Facebook on Wednesday announced a set of new restrictions designed to curb the illegal sale of guns and other restricted items on its site, a phenomenon that had become vexing problem for the social network.
Facebook is not an e-commerce site, but it is a popular place for online chatter, sometimes around physical goods. Guns, as both topic of conversation and offered for sale, are not hard to find on the site. And some people, not wanting to bother with paperwork or having proper ID, have turned to the site to buy them. It's an issue that's seen increased attention in recent weeks.
The company wants to crack down on this type of activity among its users. In the coming weeks, Facebook said it would start taking enforcement actions in response to certain activities on its site, if members of the Facebook community tip them off.
"We will not permit people to post offers to sell regulated items that indicate a willingness to evade or help others evade the law," said Monika Bickert, Facebook's head of global policy management, in the company's announcement.
Under the changes, private sellers of firearms in the U.S. will be not be permitted to specify "no background check required," nor can they offer to transact across state lines without a licensed firearms dealer, Facebook said.

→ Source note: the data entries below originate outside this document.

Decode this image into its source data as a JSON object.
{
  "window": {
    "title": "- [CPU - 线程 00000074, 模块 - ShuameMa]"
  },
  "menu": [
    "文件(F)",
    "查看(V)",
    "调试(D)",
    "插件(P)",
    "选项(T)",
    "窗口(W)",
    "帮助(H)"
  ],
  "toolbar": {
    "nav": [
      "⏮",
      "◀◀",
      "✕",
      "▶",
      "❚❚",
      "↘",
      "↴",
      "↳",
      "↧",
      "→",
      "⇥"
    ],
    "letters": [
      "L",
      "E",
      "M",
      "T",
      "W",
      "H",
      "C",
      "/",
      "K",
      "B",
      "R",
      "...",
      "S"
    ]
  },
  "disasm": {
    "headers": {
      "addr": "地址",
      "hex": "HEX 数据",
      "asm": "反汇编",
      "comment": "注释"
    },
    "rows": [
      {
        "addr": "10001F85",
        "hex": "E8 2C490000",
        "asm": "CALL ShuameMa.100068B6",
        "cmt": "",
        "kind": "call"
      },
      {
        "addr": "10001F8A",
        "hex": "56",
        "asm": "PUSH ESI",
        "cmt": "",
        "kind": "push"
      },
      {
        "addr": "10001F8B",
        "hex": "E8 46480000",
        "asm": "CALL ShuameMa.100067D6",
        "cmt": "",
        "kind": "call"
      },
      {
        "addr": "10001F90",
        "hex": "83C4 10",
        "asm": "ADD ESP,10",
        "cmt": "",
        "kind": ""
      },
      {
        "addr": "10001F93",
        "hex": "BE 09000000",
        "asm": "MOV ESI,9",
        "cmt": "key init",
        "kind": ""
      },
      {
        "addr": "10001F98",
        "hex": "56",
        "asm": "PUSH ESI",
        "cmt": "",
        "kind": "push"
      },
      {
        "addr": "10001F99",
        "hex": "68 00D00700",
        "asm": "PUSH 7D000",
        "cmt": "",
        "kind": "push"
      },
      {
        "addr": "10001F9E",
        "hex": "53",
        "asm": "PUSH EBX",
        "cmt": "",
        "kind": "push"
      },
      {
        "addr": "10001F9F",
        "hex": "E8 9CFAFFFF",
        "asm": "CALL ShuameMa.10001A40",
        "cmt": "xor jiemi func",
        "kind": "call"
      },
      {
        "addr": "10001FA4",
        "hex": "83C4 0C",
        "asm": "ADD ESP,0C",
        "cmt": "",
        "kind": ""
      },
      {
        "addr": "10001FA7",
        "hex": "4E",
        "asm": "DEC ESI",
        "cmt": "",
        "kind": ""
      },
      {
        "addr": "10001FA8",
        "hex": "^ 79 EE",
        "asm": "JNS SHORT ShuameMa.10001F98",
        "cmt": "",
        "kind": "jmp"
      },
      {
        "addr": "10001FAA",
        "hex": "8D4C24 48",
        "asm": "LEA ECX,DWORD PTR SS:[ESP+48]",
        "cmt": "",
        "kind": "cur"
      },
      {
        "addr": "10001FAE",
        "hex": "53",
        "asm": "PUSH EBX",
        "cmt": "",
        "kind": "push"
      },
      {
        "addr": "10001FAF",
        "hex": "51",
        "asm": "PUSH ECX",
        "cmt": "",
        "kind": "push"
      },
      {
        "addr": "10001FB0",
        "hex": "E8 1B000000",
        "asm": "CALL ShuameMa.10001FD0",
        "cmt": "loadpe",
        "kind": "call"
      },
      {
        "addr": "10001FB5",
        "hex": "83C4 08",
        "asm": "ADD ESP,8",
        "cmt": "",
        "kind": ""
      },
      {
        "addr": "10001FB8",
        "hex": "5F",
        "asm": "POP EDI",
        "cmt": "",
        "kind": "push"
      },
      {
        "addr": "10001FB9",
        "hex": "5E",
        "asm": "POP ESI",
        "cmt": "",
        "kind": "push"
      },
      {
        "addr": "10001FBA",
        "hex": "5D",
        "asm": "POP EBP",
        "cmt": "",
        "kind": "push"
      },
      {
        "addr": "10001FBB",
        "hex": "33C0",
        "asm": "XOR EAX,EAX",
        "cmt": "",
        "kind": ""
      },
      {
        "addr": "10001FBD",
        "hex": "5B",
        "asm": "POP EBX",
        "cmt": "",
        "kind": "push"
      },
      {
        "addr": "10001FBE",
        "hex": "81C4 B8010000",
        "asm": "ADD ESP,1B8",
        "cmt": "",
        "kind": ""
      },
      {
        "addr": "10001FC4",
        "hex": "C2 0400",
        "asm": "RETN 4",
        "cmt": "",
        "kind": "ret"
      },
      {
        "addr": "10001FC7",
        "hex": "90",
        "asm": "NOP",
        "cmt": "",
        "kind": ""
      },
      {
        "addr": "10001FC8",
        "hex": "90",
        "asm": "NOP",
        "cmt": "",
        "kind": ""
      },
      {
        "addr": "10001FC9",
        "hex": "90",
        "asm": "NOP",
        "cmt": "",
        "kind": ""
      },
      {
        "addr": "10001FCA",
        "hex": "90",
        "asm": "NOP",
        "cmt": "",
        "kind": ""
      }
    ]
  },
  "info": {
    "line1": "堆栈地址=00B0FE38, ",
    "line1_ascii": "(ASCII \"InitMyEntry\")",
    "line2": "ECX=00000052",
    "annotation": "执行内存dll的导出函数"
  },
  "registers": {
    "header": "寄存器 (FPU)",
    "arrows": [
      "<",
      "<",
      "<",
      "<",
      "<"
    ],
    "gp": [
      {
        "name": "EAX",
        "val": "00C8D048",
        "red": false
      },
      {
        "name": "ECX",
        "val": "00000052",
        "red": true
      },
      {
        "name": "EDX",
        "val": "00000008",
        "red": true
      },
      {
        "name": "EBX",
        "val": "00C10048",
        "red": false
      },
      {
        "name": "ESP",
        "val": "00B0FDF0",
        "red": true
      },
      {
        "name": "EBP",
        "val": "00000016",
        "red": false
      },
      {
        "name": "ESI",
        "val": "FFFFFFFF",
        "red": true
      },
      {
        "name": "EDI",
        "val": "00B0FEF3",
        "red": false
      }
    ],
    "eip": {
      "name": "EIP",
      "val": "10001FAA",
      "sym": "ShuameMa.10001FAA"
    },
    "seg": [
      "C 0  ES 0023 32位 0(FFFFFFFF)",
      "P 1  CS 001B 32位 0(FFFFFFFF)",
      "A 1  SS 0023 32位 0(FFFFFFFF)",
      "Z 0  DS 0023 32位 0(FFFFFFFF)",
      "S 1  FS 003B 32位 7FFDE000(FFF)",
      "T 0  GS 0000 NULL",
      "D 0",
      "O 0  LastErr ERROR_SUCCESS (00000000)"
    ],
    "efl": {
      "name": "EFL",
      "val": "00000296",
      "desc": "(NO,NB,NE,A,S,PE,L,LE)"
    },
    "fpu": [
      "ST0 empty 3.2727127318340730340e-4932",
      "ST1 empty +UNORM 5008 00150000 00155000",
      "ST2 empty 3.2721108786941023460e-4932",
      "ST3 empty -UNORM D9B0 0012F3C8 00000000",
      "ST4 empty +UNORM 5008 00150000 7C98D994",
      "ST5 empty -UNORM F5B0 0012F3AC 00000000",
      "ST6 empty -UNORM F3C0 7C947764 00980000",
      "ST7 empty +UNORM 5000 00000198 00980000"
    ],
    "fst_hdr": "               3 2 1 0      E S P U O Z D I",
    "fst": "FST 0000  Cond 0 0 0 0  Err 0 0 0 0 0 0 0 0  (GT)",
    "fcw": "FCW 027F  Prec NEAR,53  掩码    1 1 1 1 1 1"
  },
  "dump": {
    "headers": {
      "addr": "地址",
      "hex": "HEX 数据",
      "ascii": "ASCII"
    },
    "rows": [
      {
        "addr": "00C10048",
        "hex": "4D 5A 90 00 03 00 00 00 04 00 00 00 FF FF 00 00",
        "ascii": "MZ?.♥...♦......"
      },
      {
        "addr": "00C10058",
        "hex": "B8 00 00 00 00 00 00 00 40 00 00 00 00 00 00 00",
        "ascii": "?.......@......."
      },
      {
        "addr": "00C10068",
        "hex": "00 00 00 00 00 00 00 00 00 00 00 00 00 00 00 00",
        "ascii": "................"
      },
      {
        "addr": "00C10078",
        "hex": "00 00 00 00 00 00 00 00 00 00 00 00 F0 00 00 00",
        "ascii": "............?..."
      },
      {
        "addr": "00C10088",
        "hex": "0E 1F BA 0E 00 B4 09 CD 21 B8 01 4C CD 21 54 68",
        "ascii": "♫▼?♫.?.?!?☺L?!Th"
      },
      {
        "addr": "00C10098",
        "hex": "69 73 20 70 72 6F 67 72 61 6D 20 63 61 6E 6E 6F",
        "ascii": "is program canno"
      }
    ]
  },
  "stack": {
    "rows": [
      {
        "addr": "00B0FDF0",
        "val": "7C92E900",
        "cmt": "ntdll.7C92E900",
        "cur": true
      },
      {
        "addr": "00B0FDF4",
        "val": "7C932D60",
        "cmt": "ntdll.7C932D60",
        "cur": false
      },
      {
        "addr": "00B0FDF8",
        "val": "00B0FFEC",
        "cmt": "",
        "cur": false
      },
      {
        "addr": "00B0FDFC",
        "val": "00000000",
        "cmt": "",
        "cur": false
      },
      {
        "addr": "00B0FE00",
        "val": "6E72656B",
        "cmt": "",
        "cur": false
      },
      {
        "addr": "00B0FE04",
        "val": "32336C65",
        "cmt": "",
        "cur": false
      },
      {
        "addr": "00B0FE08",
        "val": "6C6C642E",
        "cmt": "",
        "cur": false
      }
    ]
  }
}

The company said it would contact people who publish to the site promoting the sale of commonly regulated items, reminding them to comply with relevant laws and regulations. Only people whose profiles say they are over the age of 18 will be able to see such posts. Pages that are used primarily to promote the sale of regulated items like guns will be required to include language reminding others of relevant laws and regulations, and access will be limited to people who say they are over the age of 18 if required by law.
If people search for sales or promotions of guns on Instagram, such as by using the hashtag "#gunsforsale," Facebook said it would provide similar in-app education. Facebook also said it would continue to enforce its advertising policies, which do not allow the promotion of weapons, prescription and illegal drugs, and several other products.
Facebook worked with a number of gun safety groups to develop its enforcement measures, such as Sandy Hook Promise, Mayors Against Illegal Guns and Moms Demand Action, as well as New York Attorney General Eric Schneiderman.
"I applaud Facebook and Instagram for taking the lead in helping avoid illegal gun sales on these increasingly ubiquitous platforms," Schneiderman said in a statement.
On the Facebook page "Guns for Sale," however, some criticized the changes, arguing that they violated their First and Second Amendment rights. Several thousand people have already signed a Change.org petition, asking the site not to prohibit firearm-related Facebook pages.